* EXERCISE *
All of the records below should be retyped exactly, with no pictures included.

--- SOURCE INFORMATION ---

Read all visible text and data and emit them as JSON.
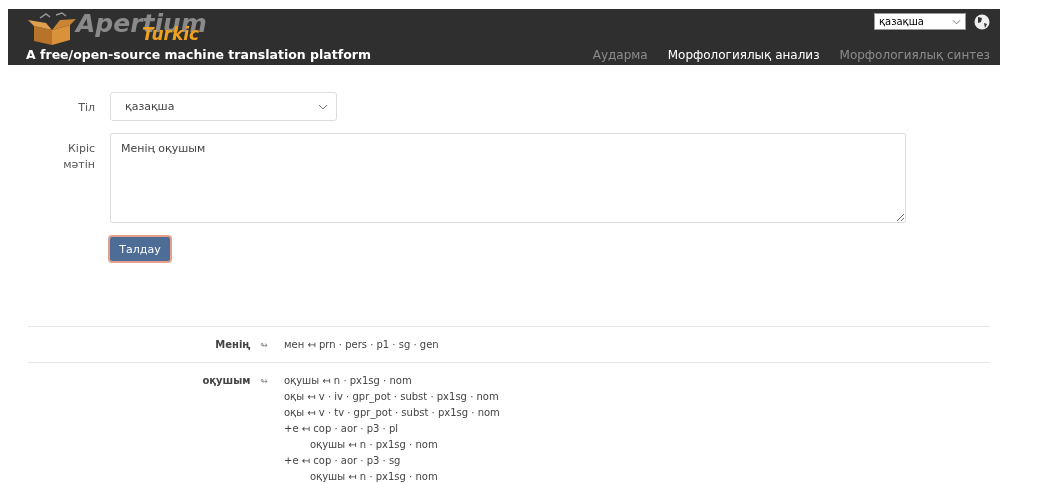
{
  "header": {
    "logo_text": "Apertium",
    "logo_subtext": "Turkic",
    "tagline": "A free/open-source machine translation platform",
    "locale_select": {
      "value": "қазақша"
    },
    "nav": [
      {
        "label": "Аударма",
        "selected": false
      },
      {
        "label": "Морфологиялық анализ",
        "selected": true
      },
      {
        "label": "Морфологиялық синтез",
        "selected": false
      }
    ]
  },
  "form": {
    "language_label": "Тіл",
    "language_select": {
      "value": "қазақша"
    },
    "input_label": "Кіріс мәтін",
    "input_text": "Менің оқушым",
    "submit": "Талдау"
  },
  "results": [
    {
      "word": "Менің",
      "link_symbol": "↬",
      "analyses": [
        {
          "text": "мен ↤ prn · pers · p1 · sg · gen"
        }
      ]
    },
    {
      "word": "оқушым",
      "link_symbol": "↬",
      "analyses": [
        {
          "text": "оқушы ↤ n · px1sg · nom"
        },
        {
          "text": "оқы ↤ v · iv · gpr_pot · subst · px1sg · nom"
        },
        {
          "text": "оқы ↤ v · tv · gpr_pot · subst · px1sg · nom"
        },
        {
          "text": "+е ↤ cop · aor · p3 · pl",
          "children": [
            {
              "text": "оқушы ↤ n · px1sg · nom"
            }
          ]
        },
        {
          "text": "+е ↤ cop · aor · p3 · sg",
          "children": [
            {
              "text": "оқушы ↤ n · px1sg · nom"
            }
          ]
        }
      ]
    }
  ]
}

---

* ANSWER BOX *
Read all visible text and data and emit them as JSON.
{
  "header": {
    "logo_text": "Apertium",
    "logo_subtext": "Turkic",
    "tagline": "A free/open-source machine translation platform",
    "locale_select": {
      "value": "қазақша"
    },
    "nav": [
      {
        "label": "Аударма",
        "selected": false
      },
      {
        "label": "Морфологиялық анализ",
        "selected": true
      },
      {
        "label": "Морфологиялық синтез",
        "selected": false
      }
    ]
  },
  "form": {
    "language_label": "Тіл",
    "language_select": {
      "value": "қазақша"
    },
    "input_label": "Кіріс мәтін",
    "input_text": "Менің оқушым",
    "submit": "Талдау"
  },
  "results": [
    {
      "word": "Менің",
      "link_symbol": "↬",
      "analyses": [
        {
          "text": "мен ↤ prn · pers · p1 · sg · gen"
        }
      ]
    },
    {
      "word": "оқушым",
      "link_symbol": "↬",
      "analyses": [
        {
          "text": "оқушы ↤ n · px1sg · nom"
        },
        {
          "text": "оқы ↤ v · iv · gpr_pot · subst · px1sg · nom"
        },
        {
          "text": "оқы ↤ v · tv · gpr_pot · subst · px1sg · nom"
        },
        {
          "text": "+е ↤ cop · aor · p3 · pl",
          "children": [
            {
              "text": "оқушы ↤ n · px1sg · nom"
            }
          ]
        },
        {
          "text": "+е ↤ cop · aor · p3 · sg",
          "children": [
            {
              "text": "оқушы ↤ n · px1sg · nom"
            }
          ]
        }
      ]
    }
  ]
}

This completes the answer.